“Death knight. It’s a long, painful story. I’m surprised that you’re not afraid, though.”

“Your companion told me you weren’t a threat unless I did something extremely hazardous.” Orlom kept his eye on Cham at all times. The heat of the sands was nowhere to be felt as the two came out of the cave. The moon was just evident over the mountains and a cold chill came out over the desert.

“Where did you find that blade?” Orlom was now looking at Reichel. Cham glanced down to the blade, fingering the grip.

“It was an old heirloom, but magic restored it.” Cham lifted the blade up and inspected it. “My wife’s soul is imbued in it. She saved me from the Lich King.”

Orlom looked back to Cham. “The Lich King is preparing an invasion in the Eastern Plaguelands. You may find yourself lost again.” Cham glanced back to Orlom, shaking his head.

“He’s a powerful guy,” Cham admitted, nodding. “But he won’t, because Reichel saved me. She gave me sight when I was blind, gave me air when I was choking… gave me sanity when I was lost.” Cham nodded at his poetic speak and let out a small laugh. “She saved me.”

Orlom stared hard at the death knight, taking in all this surprising information without changing his neutral face. The two continued the trek back to Gadgetzan without too much conversing, as the day was long and the journey tiring. When the two finally made it back to the inn, much rejoicing was had.

Emily leaped to Orlom, shouting and giggling. He lifted her to his shoulders, and Cham looked at the display with a hearty grin. Witzer bonked him on the head and began shouting at him.

“What the heck did I say!?” Witzer scolded. Cham was rubbing the back of his head, mumbling. “We don’t do business with pirates! The Cartel’s different!”

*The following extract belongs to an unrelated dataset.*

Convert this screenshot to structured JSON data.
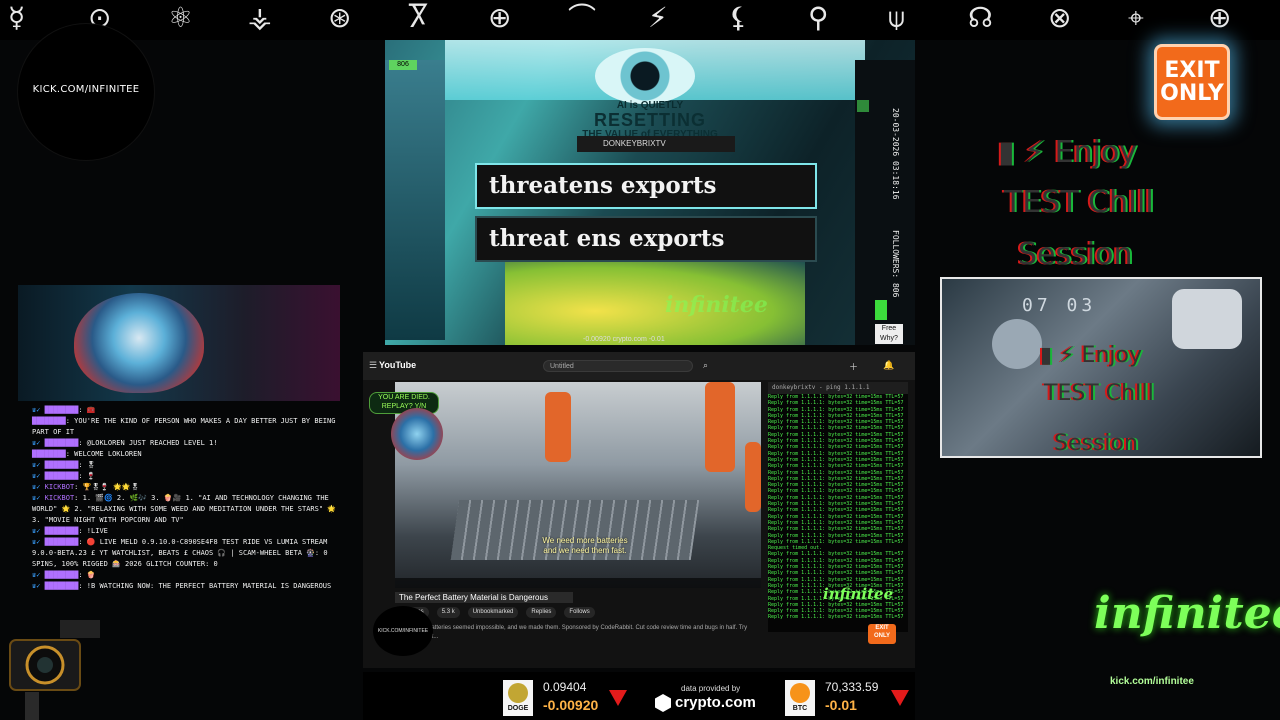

“Yeah yeah,” Cham responded dully. Orlom and Emily were playing with each other, not paying attention to the scolding. The death knight smiled again at the display of happiness, then sighed.

“Orlom. It’s Orlom, right?” Orlom looked to Cham and nodded. Cham waved to him and nodded back. “Thanks for saving me. You got your pay?” Again, Orlom nodded. Emily looked to Cham, and tried to hide behind Orlom’s head out of shyness. The young man chuckled, waving to her with that grin plastered on his face.

“You’ve got a nice daughter,” Cham complimented. Emily peeked over Orlom’s head, giggling, then shied away as her gaze locked with the young man’s.

Orlom said a thank you. “And thank you Witzer, for keeping my daughter safe.” The goblin gave a thumb up to him.

“S’all good,” he said. “She’s a bright kid, good reader too. I even gave her a quiz and she answered everythin’ without missin’ a beat!”

Orlom smiled at the fact. The three said their last goodbyes and thanks, and departed to their separate ways.

“That man is nice,” Emily said, resting her head on top of Orlom’s. He nodded at the fact, glancing behind him to see Gadgetzan disappear behind the mountainous formations that separated Tanaris and Thousand Needles from each other.

“Yes, he is.” The two walked away, somewhere else where Orlom would find work. He didn’t make a scene of it, but he knew that he just made another friend. In his world of fear and separation anxiety with his daughter, finding a friend was always a rare occasion. But, he knew, and Cham knew, and so did Witzer and Reichel knew, that they had just made another friend in a hostile world of enemies.